HE HAD a choice to skip full-time national service (NS) and go straight to university after his A levels, but 19-year-old China-born Luo Sheng chose not to.
Instead, he applied for and received his Singapore citizenship just before his preliminary examinations last year.
He was enlisted together with all his buddies at National Junior College in January, and is now a Third Sergeant with a Singapore Armed Forces infantry unit at Pasir Laba Camp.
Upon completion of national service in 2010, he will read accountancy at the National University of Singapore.
The Jinan native, from Shandong province, is one of thousands of China-born students who have come here for primary and secondary school education, often accompanied by their mothers, better known as peidu mama or study mamas, since the late 1990s.
But in Sheng's case, he was not accompanied by his mother, a gynaecologist trained in Western medicine, but his father, Dr Luo Futeng, 48, a Chinese linguist. Dr Luo came here to teach at a junior college in 2000, and is now head of Chinese programmes at SIM University.
A year later, he brought his son, then 12, over and enrolled him at Greenridge Secondary School. They shared a rented three-room HDB flat in Jurong, as well as household chores such as cleaning and cooking.
After school, Sheng would prepare the ingredients, so that Dad could cook dinner right away upon returning from work. Together, they worked on their English, which was Sheng's weakest subject.
It paid off. Four years later, Sheng aced his O levels, scoring five As and four Bs, and went on to score three As and three Bs for his A levels last year.
That year, both father and son became Singapore citizens. His mother, Dr Sun Yunying, 47, joined them here and is now a qualified practitioner of traditional Chinese medicine. They live in a five-room flat in Jurong East, which was bought four years ago.

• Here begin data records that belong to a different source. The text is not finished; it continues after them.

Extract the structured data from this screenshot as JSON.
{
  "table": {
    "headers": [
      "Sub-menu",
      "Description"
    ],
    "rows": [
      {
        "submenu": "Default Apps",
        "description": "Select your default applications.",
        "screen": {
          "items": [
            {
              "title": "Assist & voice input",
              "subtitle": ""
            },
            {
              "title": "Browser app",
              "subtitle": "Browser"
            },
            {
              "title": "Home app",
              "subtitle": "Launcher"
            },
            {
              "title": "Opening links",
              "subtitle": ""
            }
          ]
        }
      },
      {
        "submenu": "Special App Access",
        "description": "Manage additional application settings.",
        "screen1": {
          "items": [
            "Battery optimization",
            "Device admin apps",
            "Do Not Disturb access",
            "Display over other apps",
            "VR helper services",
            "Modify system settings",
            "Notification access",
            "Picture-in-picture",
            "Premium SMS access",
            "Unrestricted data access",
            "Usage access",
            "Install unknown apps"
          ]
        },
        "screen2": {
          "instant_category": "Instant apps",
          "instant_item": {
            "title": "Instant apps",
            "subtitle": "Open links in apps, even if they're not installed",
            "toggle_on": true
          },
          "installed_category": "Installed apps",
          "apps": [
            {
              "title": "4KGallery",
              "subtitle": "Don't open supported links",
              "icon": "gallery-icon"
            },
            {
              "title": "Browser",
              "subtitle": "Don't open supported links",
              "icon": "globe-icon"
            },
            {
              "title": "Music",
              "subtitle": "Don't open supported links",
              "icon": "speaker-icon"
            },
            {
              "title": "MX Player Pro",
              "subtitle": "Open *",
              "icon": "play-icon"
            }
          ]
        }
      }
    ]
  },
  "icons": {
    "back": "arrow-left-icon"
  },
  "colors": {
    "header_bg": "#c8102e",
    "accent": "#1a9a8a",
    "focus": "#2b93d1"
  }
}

Of course, many of his classmates asked why Sheng did not skip or defer national service simply by delaying his citizenship application.
But his reply is: 'I have heard NS turns boys into men, and since my parents and I have decided to call Singapore home, I want to be like the rest and do what any Singaporean male needs to do first.'

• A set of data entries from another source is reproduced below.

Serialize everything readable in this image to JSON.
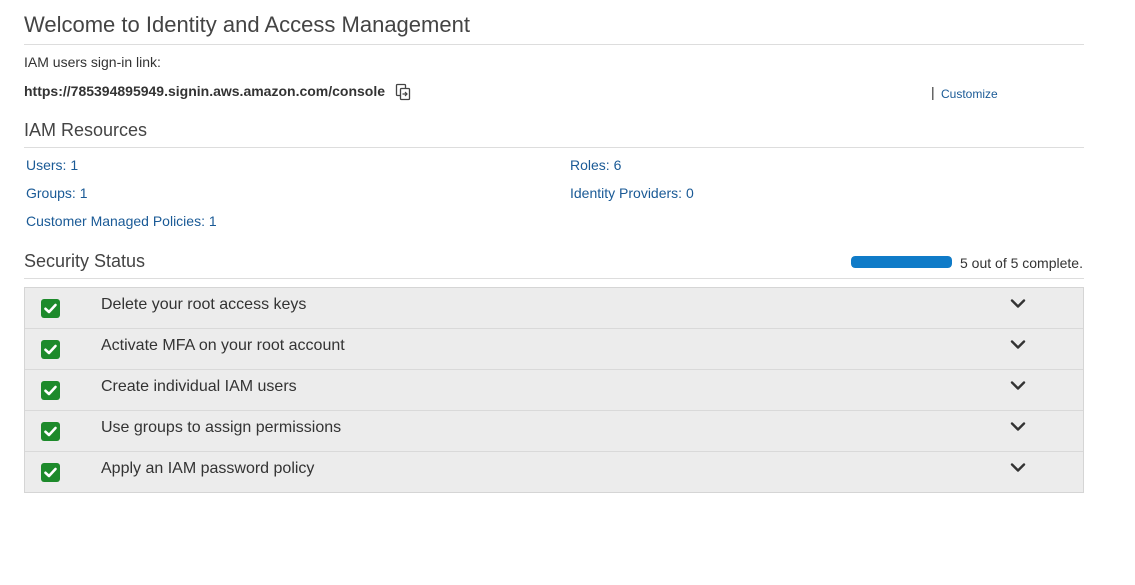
{
  "header": {
    "title": "Welcome to Identity and Access Management"
  },
  "signin": {
    "label": "IAM users sign-in link:",
    "url": "https://785394895949.signin.aws.amazon.com/console",
    "separator": "|",
    "customize_label": "Customize"
  },
  "resources": {
    "title": "IAM Resources",
    "items": [
      {
        "label": "Users: 1"
      },
      {
        "label": "Roles: 6"
      },
      {
        "label": "Groups: 1"
      },
      {
        "label": "Identity Providers: 0"
      },
      {
        "label": "Customer Managed Policies: 1"
      }
    ]
  },
  "security": {
    "title": "Security Status",
    "progress_complete": 5,
    "progress_total": 5,
    "progress_text": "5 out of 5 complete.",
    "items": [
      {
        "label": "Delete your root access keys",
        "status": "complete"
      },
      {
        "label": "Activate MFA on your root account",
        "status": "complete"
      },
      {
        "label": "Create individual IAM users",
        "status": "complete"
      },
      {
        "label": "Use groups to assign permissions",
        "status": "complete"
      },
      {
        "label": "Apply an IAM password policy",
        "status": "complete"
      }
    ]
  },
  "colors": {
    "link": "#1a5a96",
    "check": "#1d8a2b",
    "progress": "#0f7bc8"
  },
  "icons": {
    "copy": "copy-icon",
    "check": "check-icon",
    "expand": "chevron-down-icon"
  }
}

After nearly a year in the army, he says the experience has been 'invaluable', especially for a new citizen like himself.
'Besides vigorous physical training, the stint has not only taught me to fight for and defend the country, but also instilled in me feelings for the nation.'
He adds it is a privilege to meet, live and work together with fellow citizens across different races, social and cultural backgrounds.
'The experience can help us achieve social cohesion and a sense of purpose as a nation, something very important for all Singaporeans,' he adds.
'Plus, I think I have matured a lot over the past 10 months in the army and learnt more about Singapore than in my six years here as a student.'
This article was first published in The Straits Times on Nov 22, 2008.